Costa Del Sol (Spain)

While Costa Del Sol might seem like an ideal place to visit, it’s not without its dangers. One summer, one tonne of jellyfish had to be removed by authorities after they washed up on the sand. Unless you fancy getting stung, you wouldn’t want to share the beach with these intruders.

North Sentinel Island Beach (Bay of Bengal)

Anyone that tries to get too close to the island will find themselves on the receiving end of an assault by the natives. The Sentinelese people who live there aren’t very welcoming to outsiders.

Playa Zipolite Beach (Mexico)

As it stands, this beach is the only one in the country that legally allows nudity. You can feel free to bare all as you soak up the sun here, though caution is still advised.

New Smyrna Beach (Florida)

Bull sharks are incredibly common here, and they’re not afraid to see humans as prey when they venture far enough away from the shore. Florida might have a great selection of beaches, but you can never be too careful when you’re in the water there.

Lamu Island Beach (Kenya)

Recent problems with terrorism have turned it from an excellent vacation spot to somewhere that should be feared. The repeated kidnapping of tourists by Somalians has put a lot of people off traveling there, allowing the place to become gripped in fear.

Second Beach (Port St. Johns)
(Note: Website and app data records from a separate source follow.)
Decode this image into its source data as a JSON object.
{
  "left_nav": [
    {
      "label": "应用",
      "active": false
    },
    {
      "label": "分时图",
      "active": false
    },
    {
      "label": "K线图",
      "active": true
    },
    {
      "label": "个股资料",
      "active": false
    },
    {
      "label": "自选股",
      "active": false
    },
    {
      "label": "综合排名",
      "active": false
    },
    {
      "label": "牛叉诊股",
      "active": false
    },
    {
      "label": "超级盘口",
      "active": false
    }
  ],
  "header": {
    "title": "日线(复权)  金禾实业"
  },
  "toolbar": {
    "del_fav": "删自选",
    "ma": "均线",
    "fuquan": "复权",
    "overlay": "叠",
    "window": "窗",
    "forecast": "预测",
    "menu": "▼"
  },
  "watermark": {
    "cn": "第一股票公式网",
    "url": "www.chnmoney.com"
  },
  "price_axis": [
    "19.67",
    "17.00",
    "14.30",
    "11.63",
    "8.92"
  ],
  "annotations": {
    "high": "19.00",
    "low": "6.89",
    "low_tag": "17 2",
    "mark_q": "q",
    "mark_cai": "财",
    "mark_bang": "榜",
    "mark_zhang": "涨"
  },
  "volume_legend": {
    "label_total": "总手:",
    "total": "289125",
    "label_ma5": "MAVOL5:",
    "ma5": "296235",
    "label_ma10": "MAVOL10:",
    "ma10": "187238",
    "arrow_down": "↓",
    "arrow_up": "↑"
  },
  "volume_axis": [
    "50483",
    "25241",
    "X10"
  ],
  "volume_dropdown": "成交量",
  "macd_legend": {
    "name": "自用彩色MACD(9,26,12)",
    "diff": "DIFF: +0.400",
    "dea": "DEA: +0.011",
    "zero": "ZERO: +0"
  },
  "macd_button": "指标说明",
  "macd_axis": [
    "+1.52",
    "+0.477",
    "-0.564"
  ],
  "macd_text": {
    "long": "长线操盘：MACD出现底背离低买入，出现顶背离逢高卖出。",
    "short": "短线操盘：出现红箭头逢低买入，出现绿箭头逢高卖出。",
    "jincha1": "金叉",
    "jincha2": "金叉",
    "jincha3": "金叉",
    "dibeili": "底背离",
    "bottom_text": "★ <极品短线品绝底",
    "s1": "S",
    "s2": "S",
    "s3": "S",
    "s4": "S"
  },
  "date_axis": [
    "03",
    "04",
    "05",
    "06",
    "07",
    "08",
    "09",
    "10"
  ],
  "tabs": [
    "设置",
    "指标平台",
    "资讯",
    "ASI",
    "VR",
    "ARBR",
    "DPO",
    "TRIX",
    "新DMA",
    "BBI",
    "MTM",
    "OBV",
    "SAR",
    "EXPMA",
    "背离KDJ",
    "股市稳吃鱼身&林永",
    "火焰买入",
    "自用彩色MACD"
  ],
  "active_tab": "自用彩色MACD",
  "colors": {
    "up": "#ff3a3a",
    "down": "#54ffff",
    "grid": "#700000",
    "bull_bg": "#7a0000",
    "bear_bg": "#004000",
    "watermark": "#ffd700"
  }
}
It’s been referred to as “the world’s deadliest beach” for a reason, and that’s because shark attacks are far too frequent. The animals like to hunt around this part of the country, and they’re not picky when it comes to choosing their prey.